You also have two health meters, stamina and sanity. When both reach zero, the run will end and you will have to start anew. Stamina is the currency you use to play cards. Each card will have the stamina cost in the upper left hand corner. Enemies will usually attack both but their most devastating attacks will usually drain your sanity.
Cards can replenish both stamina and sanity. You can also strategically end your turn early to regain stamina as well. You can spend one action point and stamina to draw an additional card. The system is pretty intuitive and easy to learn and get into.
The combat against the manifestations can get quite challenging. Each manifestation has only a few attacks and they cycle through them making the attack pattern quite predictable. This is not a negative because the attacks are quite devastating. For example, the spider will have one attack that will just damage stamina and sanity. Another creature will attack the first turn, block damage the following two turns, and the unleash a high damage attack the fourth. The key to defeating each phobia is to recognize the attack pattern and deal with them accordingly. For the second creature mentioned above, it’s best to heal up during the two block phases and save your damage cards to unleash on the fourth turn.
To further aid you in fighting these phobias, there are random events where you can unlock new cards, remove cards from your deck, unlock traits which provide passive bonuses, upgrade cards, and permanently unlock new cards for future runs.

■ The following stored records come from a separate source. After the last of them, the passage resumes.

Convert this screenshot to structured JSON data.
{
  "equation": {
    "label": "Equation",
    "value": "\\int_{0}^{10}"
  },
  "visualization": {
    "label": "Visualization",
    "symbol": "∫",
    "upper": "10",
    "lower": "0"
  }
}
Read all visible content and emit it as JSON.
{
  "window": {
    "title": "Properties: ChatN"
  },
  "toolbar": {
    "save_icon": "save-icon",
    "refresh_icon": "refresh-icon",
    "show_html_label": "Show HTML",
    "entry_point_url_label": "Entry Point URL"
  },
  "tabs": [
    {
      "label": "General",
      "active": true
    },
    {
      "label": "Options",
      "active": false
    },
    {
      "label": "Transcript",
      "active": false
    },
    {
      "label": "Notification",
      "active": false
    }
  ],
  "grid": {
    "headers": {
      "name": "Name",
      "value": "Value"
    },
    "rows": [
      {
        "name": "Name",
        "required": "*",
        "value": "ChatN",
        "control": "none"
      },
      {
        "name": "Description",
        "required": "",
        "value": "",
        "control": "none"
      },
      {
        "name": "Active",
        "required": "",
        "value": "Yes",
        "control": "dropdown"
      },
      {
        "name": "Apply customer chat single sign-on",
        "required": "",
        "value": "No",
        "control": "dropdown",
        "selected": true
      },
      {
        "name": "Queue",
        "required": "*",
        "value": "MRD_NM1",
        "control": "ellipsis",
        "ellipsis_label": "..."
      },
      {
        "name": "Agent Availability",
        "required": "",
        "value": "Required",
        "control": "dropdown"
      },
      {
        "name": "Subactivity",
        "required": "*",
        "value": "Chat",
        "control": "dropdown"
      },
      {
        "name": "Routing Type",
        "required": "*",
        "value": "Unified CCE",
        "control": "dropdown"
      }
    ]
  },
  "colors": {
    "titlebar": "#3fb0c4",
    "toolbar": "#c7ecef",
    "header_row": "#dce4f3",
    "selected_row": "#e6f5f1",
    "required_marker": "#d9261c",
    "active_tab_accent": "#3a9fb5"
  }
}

Overall, Neurodeck is a solid deckbuilder although the psychological themes are incredibly shallow and misguided. Pizza is incredible but you can’t solve all of life’s problems and hardships with pizza. I wish that were the case. There is still definitely some fun to be had with the core of the game though.